Choosing suitable tank mates is also a must for betta fish. In particular, avoid pairing them with fishes that have large tails and long fins. They would be more accepting of Corydora catfish, clown plecos, Neon tetras, Harlequin rasboras, and Kuhli loaches.
How Do Betta Fish Fight?
What are the telltale signs that a betta fish is about to take on a fight?
At first, betta fish would try to intimidate trespassers and scare them away buy puffing itself up with their gills, fins, and tail trying to appear much bigger than actual. If the other fish doesn’t back off, it would display its aggressive tendencies and fight by biting the other fish’s fins until one of them retreats or will likely result in death.
Fights between betta fish may be quite short to a couple of minutes. Though, yes, their aggressive nature is a result of inbreeding that some still carry this trait and most likely hurt their tank mates and especially against other betta fishes. At the most, fights can last up to an hour, which can be cruel, aggravating their physical state from the constant nipping of fins, tails, scales, and gills. The fight may end with a dead fish, but the infection that will fester from the wounds, stress, and trauma are also weighty factors for killing the betta fish in the aftermath.
How To Prevent Betta Fish From Fighting?
Betta fish make a beautiful addition to your aquarium and are moderately challenging to take care of, and the particular challenge in taking care of them is their aggressive, territorial nature. So, here’s a list of tips to prevent your bettas from fighting and have a peaceful experience in your tank.
- Keep only one male betta fish in your tank. It will lower the risk of betta fish fighting, and he will have to adjust to the hierarchy that is already established by its tank mates, whether they have bright colors, long fins, and large tails.
- Make sure you have a big tank. If you are going to purchase betta fish, your aquarium should hold at least 25 gallons to provide swimming space and avoid clashing with other fishes’ paths.
- Add plenty of designs to your tank. It will provide plenty of hiding spots like plants (plastic or real), rocks, corals, and makeshift shelters. Beneficial to pretty much every fish in the tank since this will make them feel safe and distracting them by having so many more obstacles to get around. It will also create an effective partition of territories resulting in lowered stress levels.

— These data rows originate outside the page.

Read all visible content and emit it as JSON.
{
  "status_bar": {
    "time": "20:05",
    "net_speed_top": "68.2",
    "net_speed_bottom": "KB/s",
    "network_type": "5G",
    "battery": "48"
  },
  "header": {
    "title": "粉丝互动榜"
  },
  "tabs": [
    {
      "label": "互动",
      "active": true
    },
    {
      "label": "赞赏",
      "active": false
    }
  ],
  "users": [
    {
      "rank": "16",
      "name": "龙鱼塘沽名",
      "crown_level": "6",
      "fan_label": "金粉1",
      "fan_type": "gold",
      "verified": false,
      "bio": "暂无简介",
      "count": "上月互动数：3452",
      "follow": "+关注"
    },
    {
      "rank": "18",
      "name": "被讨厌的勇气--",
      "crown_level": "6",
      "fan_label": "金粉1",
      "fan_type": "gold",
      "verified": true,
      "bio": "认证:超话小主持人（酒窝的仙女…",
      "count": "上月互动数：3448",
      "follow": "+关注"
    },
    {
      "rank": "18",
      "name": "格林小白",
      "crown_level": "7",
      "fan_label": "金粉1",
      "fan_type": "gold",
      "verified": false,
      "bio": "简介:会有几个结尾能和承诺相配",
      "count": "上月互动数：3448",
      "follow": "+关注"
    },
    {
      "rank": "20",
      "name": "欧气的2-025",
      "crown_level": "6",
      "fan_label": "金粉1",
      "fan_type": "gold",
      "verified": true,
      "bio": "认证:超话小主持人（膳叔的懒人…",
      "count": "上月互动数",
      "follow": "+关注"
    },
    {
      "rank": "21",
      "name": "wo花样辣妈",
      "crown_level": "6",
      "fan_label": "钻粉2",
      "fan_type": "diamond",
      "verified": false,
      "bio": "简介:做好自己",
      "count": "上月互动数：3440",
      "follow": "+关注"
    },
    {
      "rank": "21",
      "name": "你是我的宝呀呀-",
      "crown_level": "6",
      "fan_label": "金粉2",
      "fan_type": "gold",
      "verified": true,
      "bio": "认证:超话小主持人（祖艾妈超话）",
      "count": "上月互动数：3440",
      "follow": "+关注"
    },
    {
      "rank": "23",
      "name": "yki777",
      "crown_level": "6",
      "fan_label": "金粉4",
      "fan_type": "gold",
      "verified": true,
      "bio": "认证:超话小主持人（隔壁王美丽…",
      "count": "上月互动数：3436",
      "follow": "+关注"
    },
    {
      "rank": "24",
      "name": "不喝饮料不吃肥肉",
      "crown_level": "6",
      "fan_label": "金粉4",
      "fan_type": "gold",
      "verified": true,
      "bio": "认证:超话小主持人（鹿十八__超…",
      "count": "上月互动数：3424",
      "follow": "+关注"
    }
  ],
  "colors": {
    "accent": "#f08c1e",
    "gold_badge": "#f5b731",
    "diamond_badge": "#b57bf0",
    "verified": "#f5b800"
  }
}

- Do not underestimate tank mate compatibility. Researching will help you provide the right companion to your betta fish, suiting to their temperament while adding variety to your tank.
- Immediately resolve a potential conflict by either isolating the fish to another tank or dividing the tank with a partition.
Betta fish has had a long history of aggressiveness, though, despite this, fishkeepers have long since been fascinated with their vibrance and beauty, as well as the pride of raising this type of fish. As a territorial fish, their aggressiveness is quite understandable for their survival in aspects of mating, breeding, and food.
Betta fish are quite intelligent and can be honed through conditioning to tone down their aggressive streaks. If you are new to the experience in raising and taking care of Siamese Fighting Fish, expect that fights will most likely entail, especially towards other fish and even towards its kind. However, with the help of the tips and guidelines above, such as having an ample tank space, plenty of hiding spots, and designs, as well as tankmate compatibility, chances of fights will decrease.
With proper maintenance such as water conditions and food, betta fish is a delight to keep—an incredible attraction to your tank.